Loan balances rising above the $1 trillion mark wasn’t the big story coming out of the auto finance arena in the third quarter. The real stunner was subprime financing falling to its lowest point since 2012.

The subprime pullback dates back to the second quarter of 2016, with the auto finance industry doing its part to disprove talk of a subprime bubble ever since. In the third quarter, the rise in average credit scores for both new- and used-vehicle financing provided further evidence of the caution finance sources are taking when it comes to their portfolios.

In fact, much of the growth in overall loan balances came out of the superprime and prime tiers. But with credit delinquencies rising slightly, look for auto finance sources to continue steering their respective portfolios away from the high-risk tiers. The following is a look at some of the trends that shaped the auto finance industry in the third quarter of 2017.

Overall Loan Market Rises 6.3%
The overall auto finance market continued to grow at a rapid pace, with total outstanding loans rising 6.3% from a year ago to $1.121 trillion. And while all finance segments experienced portfolio growth, credit unions showed the most growth in terms of both total dollar volume (up $36 billion from a year ago) and by percentage (up 13% from a year ago). In fact, the segment exited the third quarter with its loan balances jumping from $269 billion in the year-ago quarter to $305 billion.

Finance companies also recorded significant growth in outstanding balances, which grew 6.7% from a year ago to $190 billion. Banks and captives registered the smallest year-over-year growth by percentage. Outstanding balances for banks grew 3.3% from a year ago to $370 billion, while balances for captives grew 2.4% to $256 billion.

Delinquencies Show Slight Uptick
Considered a critical bellwether for the auto finance industry, both 30- and 60-day delinquencies for loans and leases combined were up slightly from the year-ago period. For 30-day delinquencies, the rate increased from 2.38% in the year-ago period to 2.39%, while the 60-day delinquency rate inched up from 0.75% to 0.76%.

Even finance companies, which typically cater to credit-challenged consumers, registered declines in their delinquency rates. The segment’s 30-day rate fell from 4.58% in the year-ago period to 4.39%, while its 60-day rate fell from 1.78% to 1.71%.
Lenders shift to higher-tier consumers.

The rise in delinquencies, albeit slight, caused finance sources to turn to the usual countermeasure of tightening credit standards. The result was a continued shift toward borrowers with prime and superprime credit.

In fact, prime consumers accounted for the largest share of loans originated during the period, which increased from 40.35% in the year-ago quarter to 40.9%. The superprime risk tier, however, showed the largest percentage gain, rising from 19.42% to 20.16% of the market.

Conversely, market share for the nonprime, subprime and deep-subprime risk tiers all contracted.
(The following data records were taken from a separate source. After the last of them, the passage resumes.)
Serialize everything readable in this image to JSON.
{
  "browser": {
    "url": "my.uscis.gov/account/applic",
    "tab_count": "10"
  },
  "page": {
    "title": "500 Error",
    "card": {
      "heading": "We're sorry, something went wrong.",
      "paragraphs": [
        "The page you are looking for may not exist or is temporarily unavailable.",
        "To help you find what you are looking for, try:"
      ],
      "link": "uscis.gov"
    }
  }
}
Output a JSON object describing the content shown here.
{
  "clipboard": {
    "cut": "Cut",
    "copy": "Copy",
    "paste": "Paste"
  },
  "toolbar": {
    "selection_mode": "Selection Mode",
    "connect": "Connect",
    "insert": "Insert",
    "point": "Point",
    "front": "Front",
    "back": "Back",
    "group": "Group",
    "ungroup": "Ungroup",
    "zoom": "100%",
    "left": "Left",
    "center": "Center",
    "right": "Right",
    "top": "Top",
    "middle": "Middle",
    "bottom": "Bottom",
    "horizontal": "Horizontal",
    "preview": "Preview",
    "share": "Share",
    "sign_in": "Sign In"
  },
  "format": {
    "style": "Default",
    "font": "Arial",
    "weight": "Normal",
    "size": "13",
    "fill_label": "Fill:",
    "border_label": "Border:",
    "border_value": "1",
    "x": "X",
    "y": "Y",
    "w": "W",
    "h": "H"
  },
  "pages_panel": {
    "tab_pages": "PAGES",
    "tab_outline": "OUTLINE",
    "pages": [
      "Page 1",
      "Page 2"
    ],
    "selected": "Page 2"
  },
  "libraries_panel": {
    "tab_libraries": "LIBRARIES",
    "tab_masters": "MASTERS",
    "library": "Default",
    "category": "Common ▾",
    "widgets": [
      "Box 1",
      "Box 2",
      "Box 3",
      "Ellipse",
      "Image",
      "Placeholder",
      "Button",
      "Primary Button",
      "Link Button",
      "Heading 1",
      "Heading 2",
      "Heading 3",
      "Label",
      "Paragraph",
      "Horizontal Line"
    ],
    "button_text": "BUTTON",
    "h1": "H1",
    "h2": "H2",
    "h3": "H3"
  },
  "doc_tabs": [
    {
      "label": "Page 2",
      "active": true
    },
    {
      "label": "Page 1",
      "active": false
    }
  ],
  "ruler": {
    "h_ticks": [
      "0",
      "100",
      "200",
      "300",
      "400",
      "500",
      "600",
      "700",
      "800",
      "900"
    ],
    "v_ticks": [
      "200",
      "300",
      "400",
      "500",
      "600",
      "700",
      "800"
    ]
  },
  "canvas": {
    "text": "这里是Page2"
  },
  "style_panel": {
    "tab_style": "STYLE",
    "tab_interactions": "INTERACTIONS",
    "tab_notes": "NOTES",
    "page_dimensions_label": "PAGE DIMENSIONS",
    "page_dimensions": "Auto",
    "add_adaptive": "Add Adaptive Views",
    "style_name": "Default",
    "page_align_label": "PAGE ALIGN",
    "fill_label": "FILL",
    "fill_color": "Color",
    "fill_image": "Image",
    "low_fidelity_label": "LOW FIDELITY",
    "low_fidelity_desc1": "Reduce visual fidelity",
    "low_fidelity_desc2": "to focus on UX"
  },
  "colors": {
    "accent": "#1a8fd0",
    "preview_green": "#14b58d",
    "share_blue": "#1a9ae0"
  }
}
Nonprime’s share dropped from 19.81% in the year-ago quarter to 19.56%, while subprime’s share dropped from 17.35% of the market to 16.6%. Deep subprime’s share fell from 3.04% to a record low of 2.79%.

Credit scores reflected the contraction of the below-prime tiers. For new-vehicle financing, the average score rose from 712 in the year-ago period to 713. For used-vehicle loans, the average score rose from 655 to 659.

Shift Toward Prime Drives Down Share of Leasing
Even leasing continued to shift toward prime and superprime customers, with the average credit score for a new-vehicle lease rising from 718 to 722. As a result of that shift, the transaction type’s total share of the finance market fell slightly from 29.49% in the year ago quarter to 29.14%.

In the superprime risk tier, leasing’s share grew from 27.34% in the year-ago quarter to 29.16%. In the nonprime and subprime tiers combined, however, leasing’s share dropped from 23.63% to 22.07%.

Even the percentage of consumers choosing to lease dropped in every risk tier, as more consumers opted for a loan or paid cash. In the superprime and prime tiers, the percentage of consumers opting for a lease dropped from 34.6% in the year-ago period to 33.1%, while the percentage of nonprime consumers opting to lease fell from 32.2% to 29.4%. In the subprime and deep-subprime tiers, the percentage dropped from 25.1% to 22.4%.

Analytics, Consumer Behavior Contribute to Solid Market
For some time now, the story in the auto finance industry has focused incorrectly on the rise in subprime lending. The data over the last several quarters, however, points to the entire market growing. Yes, subprime has grown, too, but only in proportion to the rest of the market.

The reality is the market is turning more prime, which is an encouraging trend given the rise in average amount financed and stretching loan terms. The tightening also demonstrates that finance sources are using data and analytics as part of the lending process. Consumers are also taking a more active role in managing their credit before buying a car. As long as these trends continue, the market should remain in good shape for the foreseeable future.

Melinda Zabritski is senior director of automotive credit for Experian Automotive. Email her at [email protected].